“In the St. Croix District, Kindergarten again remains our lowest - especially for this month but so far overall – it’s our lowest grade level at 84 percent,” Ms. Ottley-Herman told senators. “Children who don’t bring themselves to school, that is where our attendance rates are the lowest,” she Ottley-Herman noted.
Meanwhile, school safety and security improvements are ongoing. Repairs are being made to kitchens at several schools on St. Croix, especially regarding fire and life safety when it comes to electrical components and gas lines.
According to Mrs. Wells-Hedrington, work has begun at the Claude O. Markoe Elementary School, and another contractor has been selected to upgrade the kitchen at Eulalie Rivera PK8. Upgrade work in the kitchens at St. Croix Central High School, John H. Woodson Junior High School, Juanita Gardine PK8 School, Lew Muckle Elementary School, and Ricardo Richards Elementary School will also soon be underway.
The upgrades are expected to improve health and hygiene in the kitchens, provide safe electrical and gas utilities, improve grease traps, and provide proper equipment drainage. The interior surfaces will also be refurbished to reduce porous surfaces, repair cracks, and seal openings to reduce the spread of diseases such as Covid-19.

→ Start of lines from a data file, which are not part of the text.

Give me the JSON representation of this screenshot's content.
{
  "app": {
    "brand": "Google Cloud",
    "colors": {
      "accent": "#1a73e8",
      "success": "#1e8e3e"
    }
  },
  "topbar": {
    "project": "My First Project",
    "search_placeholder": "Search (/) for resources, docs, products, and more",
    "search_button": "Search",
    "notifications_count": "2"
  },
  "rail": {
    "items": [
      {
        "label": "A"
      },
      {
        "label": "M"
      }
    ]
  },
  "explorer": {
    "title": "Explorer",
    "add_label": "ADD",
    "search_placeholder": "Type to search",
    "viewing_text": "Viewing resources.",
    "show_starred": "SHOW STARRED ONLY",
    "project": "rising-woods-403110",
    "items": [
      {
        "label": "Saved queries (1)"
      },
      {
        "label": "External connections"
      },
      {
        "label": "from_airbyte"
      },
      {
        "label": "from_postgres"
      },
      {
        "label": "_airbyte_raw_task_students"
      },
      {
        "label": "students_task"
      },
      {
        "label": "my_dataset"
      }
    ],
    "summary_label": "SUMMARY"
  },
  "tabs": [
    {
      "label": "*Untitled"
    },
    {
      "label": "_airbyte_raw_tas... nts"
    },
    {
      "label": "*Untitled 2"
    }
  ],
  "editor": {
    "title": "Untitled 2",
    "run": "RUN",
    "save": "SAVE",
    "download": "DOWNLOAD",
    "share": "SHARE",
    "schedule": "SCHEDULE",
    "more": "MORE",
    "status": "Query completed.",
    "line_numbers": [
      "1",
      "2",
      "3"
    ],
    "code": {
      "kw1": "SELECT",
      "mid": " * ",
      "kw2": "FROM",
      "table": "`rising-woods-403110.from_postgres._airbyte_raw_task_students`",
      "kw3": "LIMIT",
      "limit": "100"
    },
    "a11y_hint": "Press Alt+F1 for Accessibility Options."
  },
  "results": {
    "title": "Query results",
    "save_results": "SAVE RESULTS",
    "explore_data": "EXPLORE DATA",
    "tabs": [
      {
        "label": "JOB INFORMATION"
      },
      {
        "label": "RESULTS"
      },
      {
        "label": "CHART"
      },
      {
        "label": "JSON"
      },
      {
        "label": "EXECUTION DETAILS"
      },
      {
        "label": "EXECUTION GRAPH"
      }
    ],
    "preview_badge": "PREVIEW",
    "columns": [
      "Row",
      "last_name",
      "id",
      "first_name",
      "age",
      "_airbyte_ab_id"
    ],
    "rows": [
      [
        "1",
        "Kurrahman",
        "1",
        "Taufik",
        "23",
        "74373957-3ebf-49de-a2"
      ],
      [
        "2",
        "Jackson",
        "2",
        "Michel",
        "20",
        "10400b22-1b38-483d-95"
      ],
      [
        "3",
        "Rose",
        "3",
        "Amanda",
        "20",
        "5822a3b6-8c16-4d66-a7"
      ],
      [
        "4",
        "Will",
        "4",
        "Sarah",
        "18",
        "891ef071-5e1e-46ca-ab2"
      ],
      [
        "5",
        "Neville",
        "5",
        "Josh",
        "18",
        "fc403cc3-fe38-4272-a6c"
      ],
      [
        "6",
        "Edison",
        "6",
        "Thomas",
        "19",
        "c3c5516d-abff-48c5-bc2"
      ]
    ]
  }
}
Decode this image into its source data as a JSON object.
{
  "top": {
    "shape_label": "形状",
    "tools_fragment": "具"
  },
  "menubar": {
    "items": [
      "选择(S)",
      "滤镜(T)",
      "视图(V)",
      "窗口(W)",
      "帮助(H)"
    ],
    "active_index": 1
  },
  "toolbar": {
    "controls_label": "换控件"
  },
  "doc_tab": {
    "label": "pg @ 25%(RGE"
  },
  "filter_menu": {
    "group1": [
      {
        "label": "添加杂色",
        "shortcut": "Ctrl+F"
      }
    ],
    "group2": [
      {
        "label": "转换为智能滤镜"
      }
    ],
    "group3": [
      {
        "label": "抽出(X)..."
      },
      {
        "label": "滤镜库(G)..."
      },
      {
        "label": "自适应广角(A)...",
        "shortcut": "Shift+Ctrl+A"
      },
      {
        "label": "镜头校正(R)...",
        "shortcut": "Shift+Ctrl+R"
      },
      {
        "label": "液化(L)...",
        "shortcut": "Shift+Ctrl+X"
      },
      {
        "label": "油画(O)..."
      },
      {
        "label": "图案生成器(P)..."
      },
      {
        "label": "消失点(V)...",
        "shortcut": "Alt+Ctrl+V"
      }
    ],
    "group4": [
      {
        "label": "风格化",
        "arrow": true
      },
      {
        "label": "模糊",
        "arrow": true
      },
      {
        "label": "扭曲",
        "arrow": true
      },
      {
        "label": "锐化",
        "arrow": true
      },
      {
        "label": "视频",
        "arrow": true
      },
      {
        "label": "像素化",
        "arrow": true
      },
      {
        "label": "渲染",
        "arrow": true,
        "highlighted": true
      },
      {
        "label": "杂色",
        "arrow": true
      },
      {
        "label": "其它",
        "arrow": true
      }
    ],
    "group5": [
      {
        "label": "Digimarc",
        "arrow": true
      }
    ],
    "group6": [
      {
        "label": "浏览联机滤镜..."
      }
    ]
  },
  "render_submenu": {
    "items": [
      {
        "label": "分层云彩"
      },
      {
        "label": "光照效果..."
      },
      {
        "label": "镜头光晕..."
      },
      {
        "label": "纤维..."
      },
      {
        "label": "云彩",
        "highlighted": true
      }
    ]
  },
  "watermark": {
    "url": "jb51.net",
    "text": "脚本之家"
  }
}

In addition, a design and build Request For Proposals (RFP) is being prepared to build security fencing and, in some cases, perimeter walls at schools in the St. Thomas/St. John District.